What is Brand Vigil and How is it Different From Other Social Media Monitoring Tools?
Brand Vigil was designed by an attorney specializing in social media and
internet matters to enable brand owners to easily and efficiently identify
problematic uses of their brands in social media and track their enforcement
efforts. Brand Vigil monitors social media websites for unauthorized uses of
brands in profile names, page names, and account names, and provides an easy to
use interface to track analysis and enforcement. Unlike existing tools which
monitor individual posts for brand mentions, or which can only detect use of the
exact brand name as a username, Brand Vigil finds social media profiles, pages
and blogs which include a brand name anywhere in the profile, page, or account
name. Additionally, Brand Vigil targets only the most popular social networking
sites which present the biggest potential risk to brand owners, so that
monitoring and enforcement time and resources can be used most efficiently.
Why Monitor Social Media For Use of Your Brands in Profile, Page, and Account Names?
Simple - these pages represent the greatest risk of damage to brand equity
and potential legal liability on social media. There are currently over 500
million Facebook users, over 75 million MySpace users, over 100 million LinkedIn
users, and over 1.5 million Twitter users. There is no doubt that people are

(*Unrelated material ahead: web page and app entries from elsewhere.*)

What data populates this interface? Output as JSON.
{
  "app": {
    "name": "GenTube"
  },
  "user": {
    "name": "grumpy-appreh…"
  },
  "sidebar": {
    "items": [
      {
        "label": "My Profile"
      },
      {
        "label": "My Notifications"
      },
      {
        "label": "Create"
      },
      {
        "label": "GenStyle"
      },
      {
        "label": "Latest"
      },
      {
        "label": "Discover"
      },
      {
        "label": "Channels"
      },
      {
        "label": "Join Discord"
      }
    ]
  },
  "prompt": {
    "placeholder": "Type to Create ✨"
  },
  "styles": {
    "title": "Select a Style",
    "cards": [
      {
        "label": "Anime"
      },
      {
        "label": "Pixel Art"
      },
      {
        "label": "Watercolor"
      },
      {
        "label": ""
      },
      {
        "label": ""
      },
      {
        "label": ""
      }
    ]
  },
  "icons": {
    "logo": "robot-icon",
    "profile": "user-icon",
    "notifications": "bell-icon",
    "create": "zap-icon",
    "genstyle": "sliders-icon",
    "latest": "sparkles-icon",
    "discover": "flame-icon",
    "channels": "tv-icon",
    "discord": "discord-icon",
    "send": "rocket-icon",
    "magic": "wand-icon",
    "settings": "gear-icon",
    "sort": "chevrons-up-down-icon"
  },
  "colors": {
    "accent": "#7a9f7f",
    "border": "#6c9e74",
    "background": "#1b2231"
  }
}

spending more and more of their time online. Americans now spend as much time
online as they do watching television. Internet users also spend an increasing
amount of their time online logged in to these social networks. Nielsen has
reported that almost 1 in every 4 minutes spent online is spent on social
When users of these sites and search engines, which include your
customers, analysts, and the media, search for you and your brands, these social
pages and accounts appear. However, many users can’t tell whether these pages
and profiles are official or not, particularly when most social media pages and
accounts look the same except for the profile picture, name, and info, which can
be changed in less than minute without any technical skill or any cost to the
person setting up the page or account.
Some of these pages and accounts are imposters who can disparage your
brand and spread misinformation causing PR nightmares, or simply more innocent
misuses that may create undesirable associations with your valuable brand. After
the Gulf oil spill a fake BP account quickly attracted more than 23,000
followers - four times more than the real BP Twitter account. An unknown third
party created a fake Exxon Twitter account that fooled at least one Forrester
analyst? The @kanyewest account had attracted over a million followers before
the real Kanye West outed the imposter.
Other pages and profiles that are set up by well-meaning employees or
affiliates, that look official because they include your brands, can create
liability for you if they unintentionally disseminate false advertising,
infringe copyrights and trademarks, or disparage competitors. If an employee in
the marketing department, or the manager of a retail location for the brand,
sets up a Facebook page and posts deceptive advertising or disparaging
information about a competitor, who will most likely be sued – the
employee/manager or the brand owner?
Identifying social media profiles, pages, and accounts using your brand
can also help you identify those users with the most passionate feelings about
your brand – positive or negative. Who else but those consumers with the
strongest feelings about your brands and products, would choose to include your
brand in their social media identity? By identifying these users, brand owners
can reward their biggest fans and turn them into even bigger brand champions and
communicate with those users who have grievances, potentially turning them from
brand haters into brand champions.